:: Assignment ::
Copy every line of the records below where the word "username" occurs.
++++ Supplied data
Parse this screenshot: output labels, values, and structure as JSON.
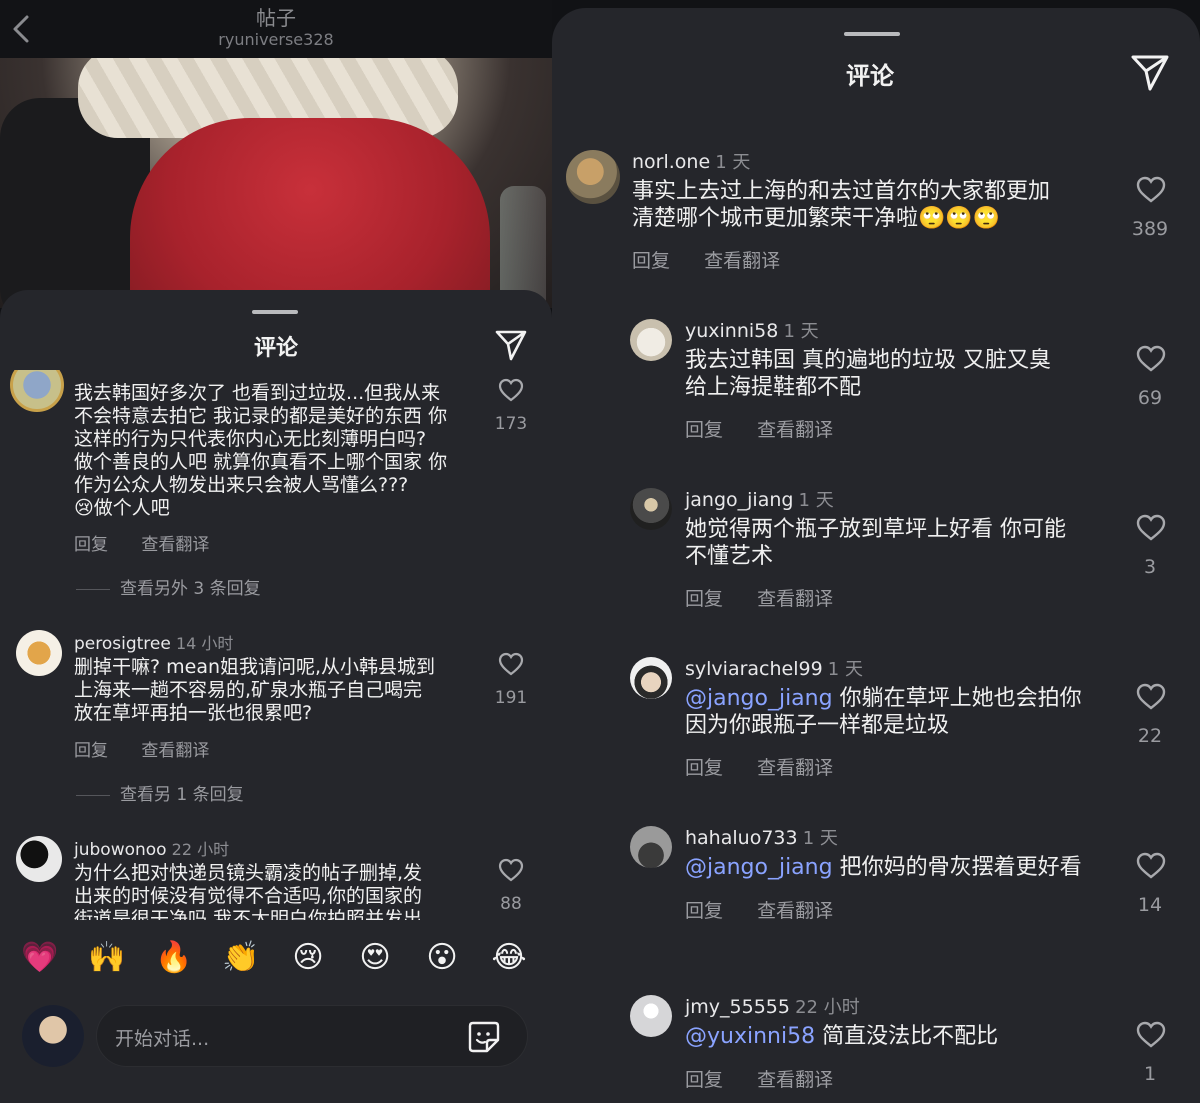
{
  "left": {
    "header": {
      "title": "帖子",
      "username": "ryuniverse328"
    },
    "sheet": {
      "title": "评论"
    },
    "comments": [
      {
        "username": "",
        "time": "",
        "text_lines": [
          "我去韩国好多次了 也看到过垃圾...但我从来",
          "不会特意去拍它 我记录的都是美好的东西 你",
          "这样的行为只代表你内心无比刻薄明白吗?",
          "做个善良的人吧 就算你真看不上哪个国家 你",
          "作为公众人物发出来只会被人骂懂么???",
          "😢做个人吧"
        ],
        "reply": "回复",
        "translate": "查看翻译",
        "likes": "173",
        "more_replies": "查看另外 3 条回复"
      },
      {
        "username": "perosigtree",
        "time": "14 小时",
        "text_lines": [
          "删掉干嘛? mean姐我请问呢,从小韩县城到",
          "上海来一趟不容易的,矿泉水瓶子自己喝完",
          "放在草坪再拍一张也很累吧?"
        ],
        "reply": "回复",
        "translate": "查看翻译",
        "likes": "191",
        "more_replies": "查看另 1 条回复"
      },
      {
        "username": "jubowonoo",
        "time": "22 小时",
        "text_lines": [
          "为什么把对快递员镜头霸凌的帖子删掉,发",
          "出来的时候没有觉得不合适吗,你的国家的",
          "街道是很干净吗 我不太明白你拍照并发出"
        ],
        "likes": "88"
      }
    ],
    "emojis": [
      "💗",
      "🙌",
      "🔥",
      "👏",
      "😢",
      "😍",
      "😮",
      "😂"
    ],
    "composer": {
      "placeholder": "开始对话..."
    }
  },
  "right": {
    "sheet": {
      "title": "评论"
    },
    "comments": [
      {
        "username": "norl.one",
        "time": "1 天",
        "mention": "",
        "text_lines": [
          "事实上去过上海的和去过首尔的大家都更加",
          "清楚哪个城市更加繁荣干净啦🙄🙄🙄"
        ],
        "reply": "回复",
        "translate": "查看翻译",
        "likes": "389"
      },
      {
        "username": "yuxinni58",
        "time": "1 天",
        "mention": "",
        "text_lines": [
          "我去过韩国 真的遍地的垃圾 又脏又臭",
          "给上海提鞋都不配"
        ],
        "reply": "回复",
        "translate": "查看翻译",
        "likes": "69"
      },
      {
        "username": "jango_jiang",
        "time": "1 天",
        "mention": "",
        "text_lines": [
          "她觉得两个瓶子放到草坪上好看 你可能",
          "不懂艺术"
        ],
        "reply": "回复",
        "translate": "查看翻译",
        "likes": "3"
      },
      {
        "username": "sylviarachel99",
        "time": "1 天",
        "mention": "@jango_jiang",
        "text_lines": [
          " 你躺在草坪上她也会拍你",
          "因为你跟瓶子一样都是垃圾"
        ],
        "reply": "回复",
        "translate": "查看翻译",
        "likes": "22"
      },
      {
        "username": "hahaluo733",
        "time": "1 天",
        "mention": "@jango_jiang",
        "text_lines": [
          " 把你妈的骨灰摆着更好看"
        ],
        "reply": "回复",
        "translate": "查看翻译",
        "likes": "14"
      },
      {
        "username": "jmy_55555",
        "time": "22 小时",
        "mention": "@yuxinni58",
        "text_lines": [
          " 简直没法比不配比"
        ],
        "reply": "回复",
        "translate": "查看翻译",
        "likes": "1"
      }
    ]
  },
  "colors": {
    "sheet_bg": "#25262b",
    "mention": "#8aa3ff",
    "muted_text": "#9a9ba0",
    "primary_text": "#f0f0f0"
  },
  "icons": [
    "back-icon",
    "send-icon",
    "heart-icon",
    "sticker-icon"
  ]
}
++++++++
:: Response area ::
      "username": "ryuniverse328"
        "username": "",
        "username": "perosigtree",
        "username": "jubowonoo",
        "username": "norl.one",
        "username": "yuxinni58",
        "username": "jango_jiang",
        "username": "sylviarachel99",
        "username": "hahaluo733",
        "username": "jmy_55555",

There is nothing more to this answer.